*** Opening Information shown ***
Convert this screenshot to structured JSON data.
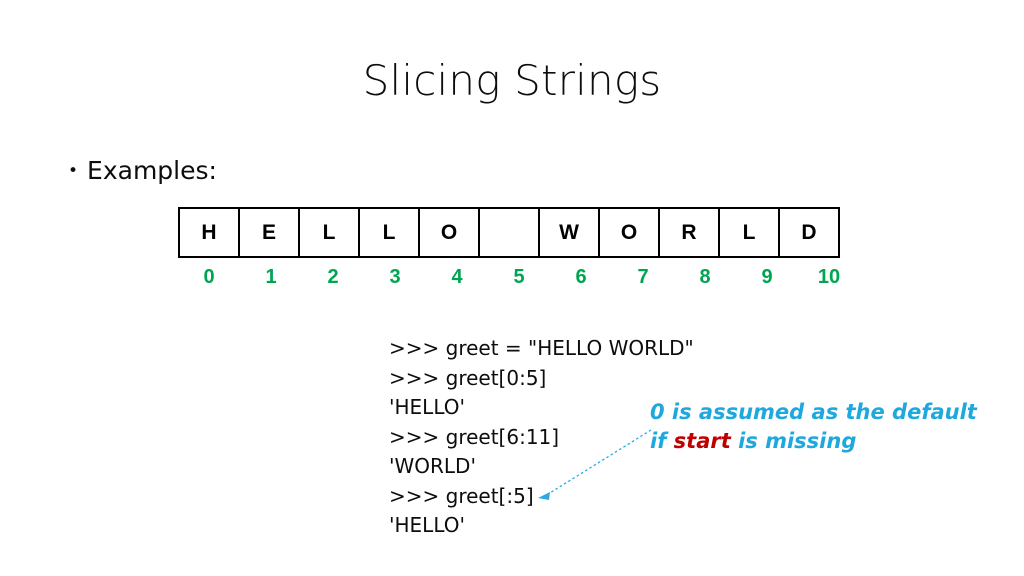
{
  "slide": {
    "title": "Slicing Strings",
    "bullet": {
      "marker": "•",
      "label": "Examples:"
    }
  },
  "string_table": {
    "cells": [
      "H",
      "E",
      "L",
      "L",
      "O",
      " ",
      "W",
      "O",
      "R",
      "L",
      "D"
    ],
    "indices": [
      "0",
      "1",
      "2",
      "3",
      "4",
      "5",
      "6",
      "7",
      "8",
      "9",
      "10"
    ],
    "index_color": "#00A550",
    "border_color": "#000000"
  },
  "code": {
    "lines": [
      ">>> greet = \"HELLO WORLD\"",
      ">>> greet[0:5]",
      "'HELLO'",
      ">>> greet[6:11]",
      "'WORLD'",
      ">>> greet[:5]",
      "'HELLO'"
    ]
  },
  "annotation": {
    "line1_part1": "0 is assumed as the default",
    "line2_part1": "if ",
    "line2_emphasis": "start",
    "line2_part2": " is missing",
    "text_color": "#1FA8DD",
    "emphasis_color": "#C00000",
    "arrow_color": "#29ABE2"
  }
}
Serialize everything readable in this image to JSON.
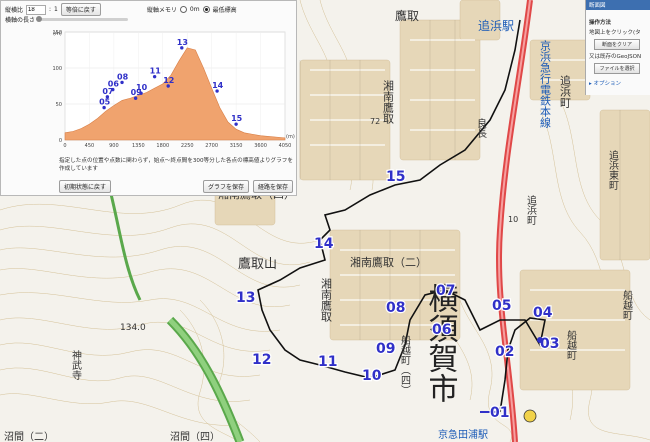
{
  "panel": {
    "ratio_label": "縦横比",
    "ratio_value": "18",
    "ratio_unit": "1",
    "equal_button": "等倍に戻す",
    "axis_label": "縦軸メモリ",
    "radio_zero": "0m",
    "radio_min": "最低標高",
    "length_label": "横軸の長さ",
    "note": "指定した点の位置や点数に関わらず，始点～終点間を300等分した各点の標高値よりグラフを作成しています",
    "reset_button": "初期状態に戻す",
    "save_graph_button": "グラフを保存",
    "save_route_button": "経路を保存"
  },
  "right_panel": {
    "header": "断面図",
    "title": "操作方法",
    "line1": "地図上をクリック(タ",
    "clear_button": "断面をクリア",
    "line2": "又は既存のGeoJSON",
    "file_button": "ファイルを選択",
    "options": "▸ オプション"
  },
  "map_labels": {
    "takatori_top": "鷹取",
    "oppama_station": "追浜駅",
    "keikyu_line": "京浜急行電鉄本線",
    "oppama_cho": "追浜町",
    "oppama_higashi": "追浜東町",
    "shonan_takatori": "湘南鷹取",
    "shonan_takatori_4": "湘南鷹取（四）",
    "takatoriyama": "鷹取山",
    "shonan_takatori_2": "湘南鷹取（二）",
    "shonan_takatori_v": "湘南鷹取",
    "yokosuka": "横須賀市",
    "funakoshi": "船越町",
    "funakoshi_left": "船越町（四）",
    "funakoshi_right": "船越町",
    "buko": "神武寺",
    "numama": "沼間（二）",
    "numama2": "沼間（四）",
    "keikyu_taura": "京急田浦駅",
    "elev_134": "134.0",
    "num_72": "72",
    "num_10": "10",
    "yoshinaga": "良長"
  },
  "chart_data": {
    "type": "area",
    "title": "",
    "xlabel": "(m)",
    "ylabel": "(m)",
    "xlim": [
      0,
      4050
    ],
    "ylim": [
      0,
      150
    ],
    "x_ticks": [
      "0",
      "450",
      "900",
      "1350",
      "1800",
      "2250",
      "2700",
      "3150",
      "3600",
      "4050"
    ],
    "y_ticks": [
      "0",
      "50",
      "100",
      "150"
    ],
    "profile_x": [
      0,
      150,
      300,
      450,
      600,
      750,
      900,
      1050,
      1200,
      1350,
      1500,
      1650,
      1800,
      1950,
      2100,
      2250,
      2400,
      2550,
      2700,
      2850,
      3000,
      3150,
      3300,
      3450,
      3600,
      3750,
      3900,
      4050
    ],
    "profile_y": [
      10,
      12,
      16,
      22,
      30,
      40,
      48,
      55,
      58,
      62,
      66,
      72,
      78,
      90,
      110,
      128,
      125,
      100,
      72,
      45,
      25,
      15,
      10,
      8,
      6,
      5,
      4,
      3
    ],
    "points": [
      {
        "label": "05",
        "x": 720,
        "y": 45
      },
      {
        "label": "07",
        "x": 780,
        "y": 60
      },
      {
        "label": "06",
        "x": 880,
        "y": 70
      },
      {
        "label": "08",
        "x": 1050,
        "y": 80
      },
      {
        "label": "09",
        "x": 1300,
        "y": 58
      },
      {
        "label": "10",
        "x": 1400,
        "y": 65
      },
      {
        "label": "11",
        "x": 1650,
        "y": 88
      },
      {
        "label": "12",
        "x": 1900,
        "y": 75
      },
      {
        "label": "13",
        "x": 2150,
        "y": 128
      },
      {
        "label": "14",
        "x": 2800,
        "y": 68
      },
      {
        "label": "15",
        "x": 3150,
        "y": 22
      }
    ]
  },
  "route_points": [
    {
      "label": "01"
    },
    {
      "label": "02"
    },
    {
      "label": "03"
    },
    {
      "label": "04"
    },
    {
      "label": "05"
    },
    {
      "label": "06"
    },
    {
      "label": "07"
    },
    {
      "label": "08"
    },
    {
      "label": "09"
    },
    {
      "label": "10"
    },
    {
      "label": "11"
    },
    {
      "label": "12"
    },
    {
      "label": "13"
    },
    {
      "label": "14"
    },
    {
      "label": "15"
    }
  ],
  "colors": {
    "route_label": "#3030c8",
    "profile_fill": "#f0a36e",
    "rail": "#e04848",
    "expressway": "#5aa84b"
  }
}
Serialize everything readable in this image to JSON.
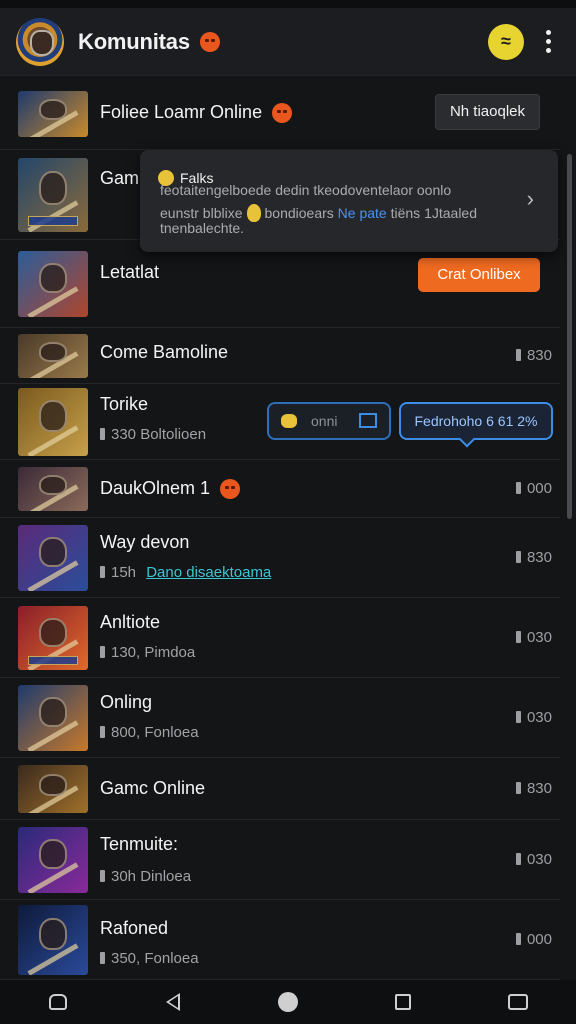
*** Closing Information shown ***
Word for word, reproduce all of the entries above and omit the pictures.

◆ **Output**
Convert this screenshot to structured JSON data.
{
  "slide": {
    "title": "Slicing Strings",
    "bullet": {
      "marker": "•",
      "label": "Examples:"
    }
  },
  "string_table": {
    "cells": [
      "H",
      "E",
      "L",
      "L",
      "O",
      " ",
      "W",
      "O",
      "R",
      "L",
      "D"
    ],
    "indices": [
      "0",
      "1",
      "2",
      "3",
      "4",
      "5",
      "6",
      "7",
      "8",
      "9",
      "10"
    ],
    "index_color": "#00A550",
    "border_color": "#000000"
  },
  "code": {
    "lines": [
      ">>> greet = \"HELLO WORLD\"",
      ">>> greet[0:5]",
      "'HELLO'",
      ">>> greet[6:11]",
      "'WORLD'",
      ">>> greet[:5]",
      "'HELLO'"
    ]
  },
  "annotation": {
    "line1_part1": "0 is assumed as the default",
    "line2_part1": "if ",
    "line2_emphasis": "start",
    "line2_part2": " is missing",
    "text_color": "#1FA8DD",
    "emphasis_color": "#C00000",
    "arrow_color": "#29ABE2"
  }
}
Serialize everything readable in this image to JSON.
{
  "panel": {
    "ratio_label": "縦横比",
    "ratio_value": "18",
    "ratio_unit": "1",
    "equal_button": "等倍に戻す",
    "axis_label": "縦軸メモリ",
    "radio_zero": "0m",
    "radio_min": "最低標高",
    "length_label": "横軸の長さ",
    "note": "指定した点の位置や点数に関わらず，始点～終点間を300等分した各点の標高値よりグラフを作成しています",
    "reset_button": "初期状態に戻す",
    "save_graph_button": "グラフを保存",
    "save_route_button": "経路を保存"
  },
  "right_panel": {
    "header": "断面図",
    "title": "操作方法",
    "line1": "地図上をクリック(タ",
    "clear_button": "断面をクリア",
    "line2": "又は既存のGeoJSON",
    "file_button": "ファイルを選択",
    "options": "▸ オプション"
  },
  "map_labels": {
    "takatori_top": "鷹取",
    "oppama_station": "追浜駅",
    "keikyu_line": "京浜急行電鉄本線",
    "oppama_cho": "追浜町",
    "oppama_higashi": "追浜東町",
    "shonan_takatori": "湘南鷹取",
    "shonan_takatori_4": "湘南鷹取（四）",
    "takatoriyama": "鷹取山",
    "shonan_takatori_2": "湘南鷹取（二）",
    "shonan_takatori_v": "湘南鷹取",
    "yokosuka": "横須賀市",
    "funakoshi": "船越町",
    "funakoshi_left": "船越町（四）",
    "funakoshi_right": "船越町",
    "buko": "神武寺",
    "numama": "沼間（二）",
    "numama2": "沼間（四）",
    "keikyu_taura": "京急田浦駅",
    "elev_134": "134.0",
    "num_72": "72",
    "num_10": "10",
    "yoshinaga": "良長"
  },
  "chart_data": {
    "type": "area",
    "title": "",
    "xlabel": "(m)",
    "ylabel": "(m)",
    "xlim": [
      0,
      4050
    ],
    "ylim": [
      0,
      150
    ],
    "x_ticks": [
      "0",
      "450",
      "900",
      "1350",
      "1800",
      "2250",
      "2700",
      "3150",
      "3600",
      "4050"
    ],
    "y_ticks": [
      "0",
      "50",
      "100",
      "150"
    ],
    "profile_x": [
      0,
      150,
      300,
      450,
      600,
      750,
      900,
      1050,
      1200,
      1350,
      1500,
      1650,
      1800,
      1950,
      2100,
      2250,
      2400,
      2550,
      2700,
      2850,
      3000,
      3150,
      3300,
      3450,
      3600,
      3750,
      3900,
      4050
    ],
    "profile_y": [
      10,
      12,
      16,
      22,
      30,
      40,
      48,
      55,
      58,
      62,
      66,
      72,
      78,
      90,
      110,
      128,
      125,
      100,
      72,
      45,
      25,
      15,
      10,
      8,
      6,
      5,
      4,
      3
    ],
    "points": [
      {
        "label": "05",
        "x": 720,
        "y": 45
      },
      {
        "label": "07",
        "x": 780,
        "y": 60
      },
      {
        "label": "06",
        "x": 880,
        "y": 70
      },
      {
        "label": "08",
        "x": 1050,
        "y": 80
      },
      {
        "label": "09",
        "x": 1300,
        "y": 58
      },
      {
        "label": "10",
        "x": 1400,
        "y": 65
      },
      {
        "label": "11",
        "x": 1650,
        "y": 88
      },
      {
        "label": "12",
        "x": 1900,
        "y": 75
      },
      {
        "label": "13",
        "x": 2150,
        "y": 128
      },
      {
        "label": "14",
        "x": 2800,
        "y": 68
      },
      {
        "label": "15",
        "x": 3150,
        "y": 22
      }
    ]
  },
  "route_points": [
    {
      "label": "01"
    },
    {
      "label": "02"
    },
    {
      "label": "03"
    },
    {
      "label": "04"
    },
    {
      "label": "05"
    },
    {
      "label": "06"
    },
    {
      "label": "07"
    },
    {
      "label": "08"
    },
    {
      "label": "09"
    },
    {
      "label": "10"
    },
    {
      "label": "11"
    },
    {
      "label": "12"
    },
    {
      "label": "13"
    },
    {
      "label": "14"
    },
    {
      "label": "15"
    }
  ],
  "colors": {
    "route_label": "#3030c8",
    "profile_fill": "#f0a36e",
    "rail": "#e04848",
    "expressway": "#5aa84b"
  }
}
Serialize everything readable in this image to JSON.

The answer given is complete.